- The chestnuts were tough to get right, since they were far darker than anything else in the scene. I wish I could have spent more time on making these the right value.
- I picked the background paint to be my “white” so the bones are a little darker than they actually were. I split things up into 4 colors to start with: Dark things in shadow, dark things in light, light things in shadow, and light things in light. In this order, I put light things in light as my lightest value, and opted to used various levels of black for the other parts. I only have one white pencil, and it cannot vary in brightness, so I was stuck.
I think this is my best work of the semester and enjoyed drawing it a ton.
Okay, I know. It doesn’t look great. The motivation on this was really low, and the difficulties were high. The final project should be my best work, but alas, it isn’t. I am uploading it here to be a head on a pike. That said, I’ll give it a brief eulogy.
One morning I awoke to the howling winds and dancing tree branches just outside of my bedroom window. The wind blasted and cut across the outside walls, brandishing its might in the face who dare under estimate it. It was an unpleasant awakening but I was still safe in the comfort of my bedding. I tried closing my eyes to try to get back to sleep, but the gale was insulted. My potted plant was made an example. The gusts of wind cast down my plant from the ledge and shattered it over the porch.
I too was broken up over this, since my Saturn Coleus has been with my since I first moved to California. I even had drawn it before. Rather than just scoop up the shards and dirt, I decided to honor my sun soaked plant by drawing it for my final. Using some super glue, I put some of the pieces back together, and snipped off a branch from the plant to make it look like it was still growing.
There were some major issues with this work, notably that the plant kept changing positions. The stem would be placed into a good position, and I would start drawing it, only to have it wilt within a few hours.
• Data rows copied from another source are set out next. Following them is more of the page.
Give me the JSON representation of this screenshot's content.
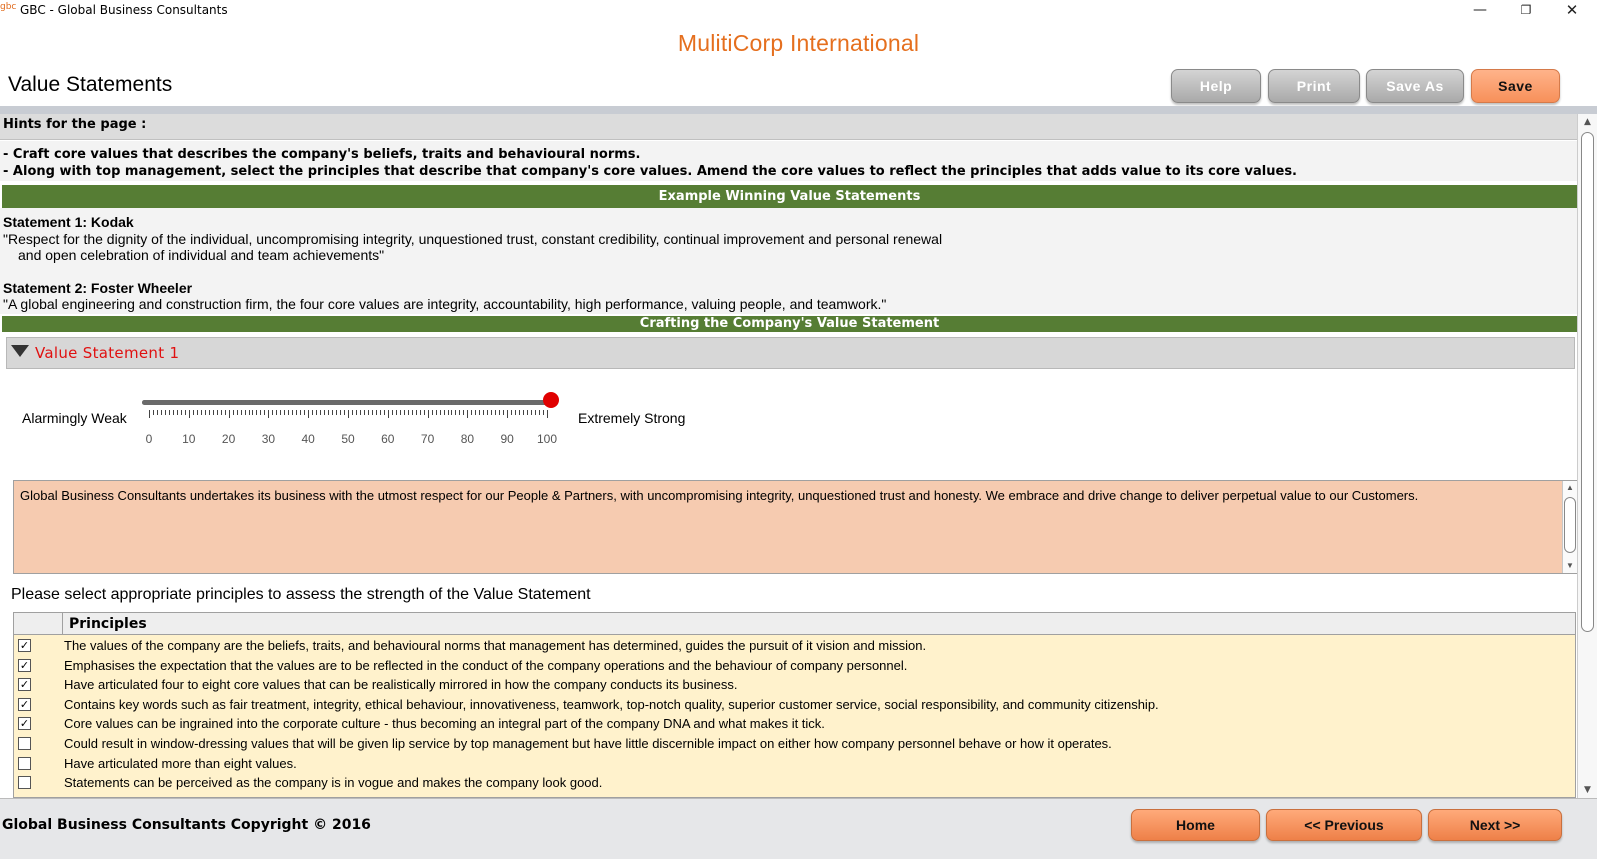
{
  "window": {
    "app_icon": "gbc",
    "title": "GBC - Global Business Consultants",
    "controls": {
      "minimize": "—",
      "restore": "❐",
      "close": "✕"
    }
  },
  "header": {
    "company": "MulitiCorp International",
    "page_title": "Value Statements",
    "buttons": {
      "help": "Help",
      "print": "Print",
      "save_as": "Save As",
      "save": "Save"
    }
  },
  "hints": {
    "heading": "Hints for the page :",
    "lines": [
      "- Craft core values that describes the company's beliefs, traits and behavioural norms.",
      "- Along with top management, select the principles that describe that company's core values. Amend the core values to reflect the principles that adds value to its core values."
    ]
  },
  "examples": {
    "heading": "Example Winning Value Statements",
    "s1_title": "Statement 1: Kodak",
    "s1_line1": "\"Respect for the dignity of the individual, uncompromising integrity, unquestioned trust, constant credibility, continual improvement and personal renewal",
    "s1_line2": "and open celebration of individual and team achievements\"",
    "s2_title": "Statement 2: Foster Wheeler",
    "s2_line1": "\"A global engineering and construction firm, the four core values are integrity, accountability, high performance, valuing people, and teamwork.\""
  },
  "crafting": {
    "heading": "Crafting the Company's Value Statement",
    "section_label": "Value Statement 1"
  },
  "slider": {
    "left_label": "Alarmingly Weak",
    "right_label": "Extremely Strong",
    "value": 100,
    "min": 0,
    "max": 100,
    "tick_labels": [
      "0",
      "10",
      "20",
      "30",
      "40",
      "50",
      "60",
      "70",
      "80",
      "90",
      "100"
    ],
    "knob_color": "#e00000"
  },
  "statement_text": "Global Business Consultants undertakes its business with the utmost respect for our People & Partners, with uncompromising integrity, unquestioned trust and honesty. We embrace and drive change to deliver perpetual value to our Customers.",
  "principles": {
    "prompt": "Please select appropriate principles to assess the strength of the Value Statement",
    "column_header": "Principles",
    "rows": [
      {
        "checked": true,
        "text": "The values of the company are the beliefs, traits, and behavioural norms that management has determined, guides the pursuit of it vision and mission."
      },
      {
        "checked": true,
        "text": "Emphasises the expectation that the values are to be reflected in the conduct of the company operations and the behaviour of company personnel."
      },
      {
        "checked": true,
        "text": "Have articulated four to eight core values that can be realistically mirrored in how the company conducts its business."
      },
      {
        "checked": true,
        "text": "Contains key words such as fair treatment, integrity, ethical behaviour, innovativeness, teamwork, top-notch quality, superior customer service, social responsibility, and community citizenship."
      },
      {
        "checked": true,
        "text": "Core values can be ingrained into the corporate culture - thus becoming an integral part of the company DNA and what makes it tick."
      },
      {
        "checked": false,
        "text": "Could result in window-dressing values that will be given lip service by top management but have little discernible impact on either how company personnel behave or how it operates."
      },
      {
        "checked": false,
        "text": "Have articulated more than eight values."
      },
      {
        "checked": false,
        "text": "Statements can be perceived as the company is in vogue and makes the company look good."
      }
    ]
  },
  "footer": {
    "copyright": "Global Business Consultants Copyright © 2016",
    "buttons": {
      "home": "Home",
      "previous": "<< Previous",
      "next": "Next >>"
    }
  },
  "colors": {
    "brand_orange": "#e56f1e",
    "green_bar": "#567d34",
    "statement_bg": "#f6cbb0",
    "table_bg": "#fff2cc",
    "section_label": "#e01010"
  },
  "icons": {
    "collapse": "triangle-down-icon",
    "checkbox": "check-icon",
    "scroll_up": "scroll-up-icon",
    "scroll_down": "scroll-down-icon"
  }
}
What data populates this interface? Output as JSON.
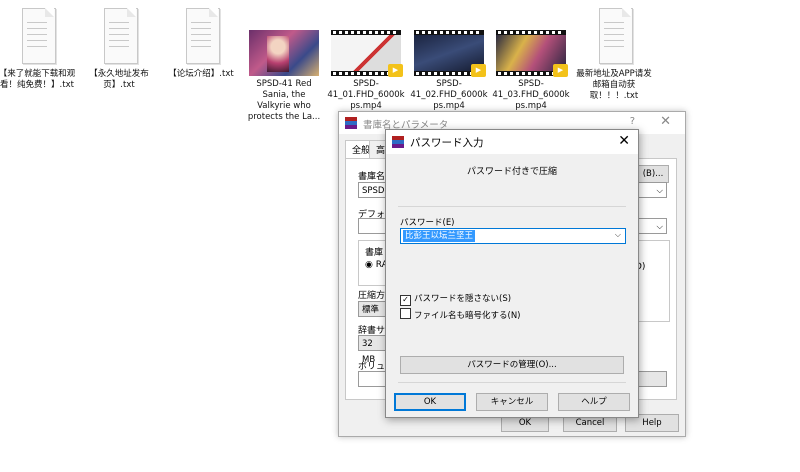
{
  "desktop_files": [
    {
      "name": "【来了就能下载和观看！纯免费！】.txt",
      "type": "txt"
    },
    {
      "name": "【永久地址发布页】.txt",
      "type": "txt"
    },
    {
      "name": "【论坛介绍】.txt",
      "type": "txt"
    },
    {
      "name": "SPSD-41 Red Sania, the Valkyrie who protects the La...",
      "type": "image"
    },
    {
      "name": "SPSD-41_01.FHD_6000kps.mp4",
      "type": "video"
    },
    {
      "name": "SPSD-41_02.FHD_6000kps.mp4",
      "type": "video"
    },
    {
      "name": "SPSD-41_03.FHD_6000kps.mp4",
      "type": "video"
    },
    {
      "name": "最新地址及APP请发邮箱自动获取！！！.txt",
      "type": "txt"
    }
  ],
  "archive_dialog": {
    "title": "書庫名とパラメータ",
    "help_glyph": "?",
    "close_glyph": "✕",
    "tabs": [
      "全般",
      "高"
    ],
    "archive_name_label": "書庫名",
    "archive_name_value": "SPSD-",
    "browse_label": "(B)...",
    "default_label": "デフォル",
    "format_label": "書庫",
    "format_option": "RA",
    "method_label": "圧縮方",
    "method_value": "標準",
    "dict_label": "辞書サ",
    "dict_value": "32 MB",
    "volume_label": "ボリュー",
    "right_fragment": "D)",
    "ok_label": "OK",
    "cancel_label": "Cancel",
    "help_label": "Help"
  },
  "password_dialog": {
    "title": "パスワード入力",
    "close_glyph": "✕",
    "subtitle": "パスワード付きで圧縮",
    "password_label": "パスワード(E)",
    "password_value": "比彭王以坛兰坚王",
    "show_password_label": "パスワードを隠さない(S)",
    "show_password_checked": true,
    "encrypt_names_label": "ファイル名も暗号化する(N)",
    "encrypt_names_checked": false,
    "manage_label": "パスワードの管理(O)...",
    "ok_label": "OK",
    "cancel_label": "キャンセル",
    "help_label": "ヘルプ"
  }
}
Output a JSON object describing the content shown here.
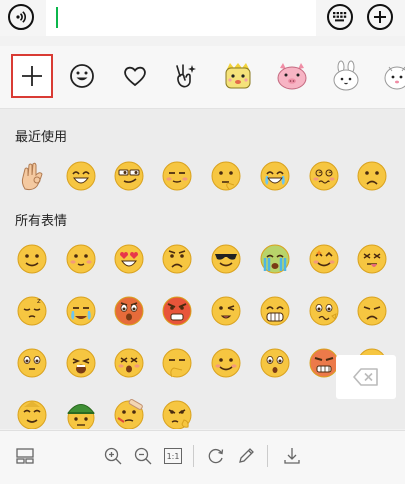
{
  "input": {
    "value": "",
    "placeholder": ""
  },
  "icons": {
    "voice": "voice-input-icon",
    "keyboard": "keyboard-icon",
    "more": "plus-circle-icon"
  },
  "tabs": [
    {
      "name": "add",
      "icon": "plus-icon",
      "selected": true
    },
    {
      "name": "emoji",
      "icon": "smiley-icon",
      "selected": false
    },
    {
      "name": "favorites",
      "icon": "heart-icon",
      "selected": false
    },
    {
      "name": "gestures",
      "icon": "victory-hand-icon",
      "selected": false
    },
    {
      "name": "sticker-pack-1",
      "icon": "yellow-creature-sticker-icon",
      "selected": false
    },
    {
      "name": "sticker-pack-2",
      "icon": "pink-pig-sticker-icon",
      "selected": false
    },
    {
      "name": "sticker-pack-3",
      "icon": "white-bunny-sticker-icon",
      "selected": false
    },
    {
      "name": "sticker-pack-4",
      "icon": "white-creature-sticker-icon",
      "selected": false
    }
  ],
  "sections": {
    "recent_title": "最近使用",
    "all_title": "所有表情"
  },
  "recent_emojis": [
    "ok-hand",
    "grin",
    "smirk-sunglasses",
    "sly",
    "thinking",
    "laugh-cry",
    "dizzy",
    "sad"
  ],
  "all_emojis": [
    "smile",
    "shy",
    "heart-eyes",
    "angry-frown",
    "cool-sunglasses",
    "crying-green",
    "wink-stars",
    "tongue-out",
    "sleepy",
    "tears",
    "angry-red",
    "furious",
    "wink",
    "big-grin",
    "doubt",
    "frown",
    "big-eyes",
    "scream",
    "dizzy-face",
    "pondering",
    "smile-simple",
    "surprised",
    "angry-hat",
    "smug",
    "gold-smile",
    "green-hat",
    "band-aid",
    "plead"
  ],
  "bottom_tools": [
    "layout-icon",
    "zoom-in-icon",
    "zoom-out-icon",
    "actual-size-icon",
    "rotate-icon",
    "edit-icon",
    "download-icon"
  ],
  "actual_size_label": "1:1",
  "colors": {
    "accent_green": "#0bb64b",
    "selected_tab_border": "#d93b34",
    "emoji_yellow": "#f6c641"
  }
}
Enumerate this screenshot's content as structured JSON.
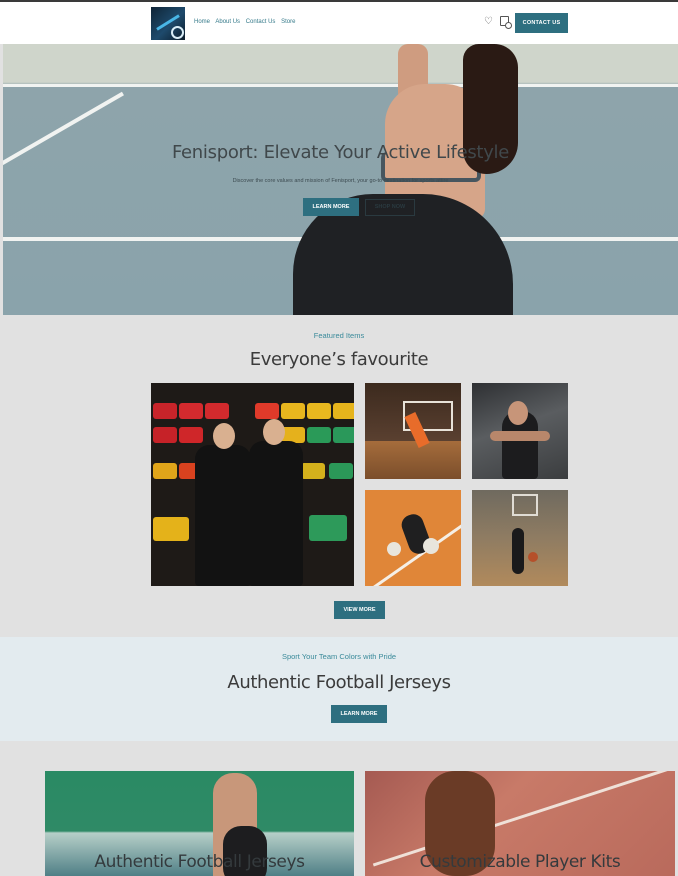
{
  "header": {
    "nav": [
      "Home",
      "About Us",
      "Contact Us",
      "Store"
    ],
    "contact_button": "CONTACT US",
    "icons": [
      "heart-icon",
      "bag-icon"
    ]
  },
  "hero": {
    "title": "Fenisport: Elevate Your Active Lifestyle",
    "subtitle": "Discover the core values and mission of Fenisport, your go-to destination for sports attire",
    "learn_more": "LEARN MORE",
    "shop_now": "SHOP NOW"
  },
  "featured": {
    "kicker": "Featured Items",
    "title": "Everyone’s favourite",
    "view_more": "VIEW MORE"
  },
  "jerseys": {
    "kicker": "Sport Your Team Colors with Pride",
    "title": "Authentic Football Jerseys",
    "learn_more": "LEARN MORE"
  },
  "cards": [
    {
      "title": "Authentic Football Jerseys"
    },
    {
      "title": "Customizable Player Kits"
    }
  ],
  "colors": {
    "accent": "#2e6f80",
    "kicker": "#3a8a9a",
    "page_bg": "#e1e1e1",
    "jersey_bg": "#e3ebef"
  }
}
I tried watering a new stem, but that was more of a mess than a solution, and the leaves still wilted.
For this piece I did a practice drawing (the first picture) on newsprint and limited myself to a single hour. Being in a rush is good motivator to getting stuff done, so I actually like this quick rendition. You’ll notice that the ellipse for the top of the plant is slightly off. This is due to the pot not being glued back together quite right, which makes for an odd image.
Another complicating factor was that the paint of the pot was very dark red, and shiny too. Most of the light was reflected away or absorbed rather than coming back at my eyes. The dirt and the pot were almost the same brightness, despite having very different textures.
Finally, a draped piece of cloth is barely visibly in the background. The gradations of light are so faint that it’s hard to see.
This art class was quite fun, eye opening, and instilled confidence. I plan on pursuing more art in the future. The bulk of my work is in my sketch book, but I have decided to not upload it here. After having given charcoal a fair chance, I still like graphite pencils better and to get better with them as time goes on.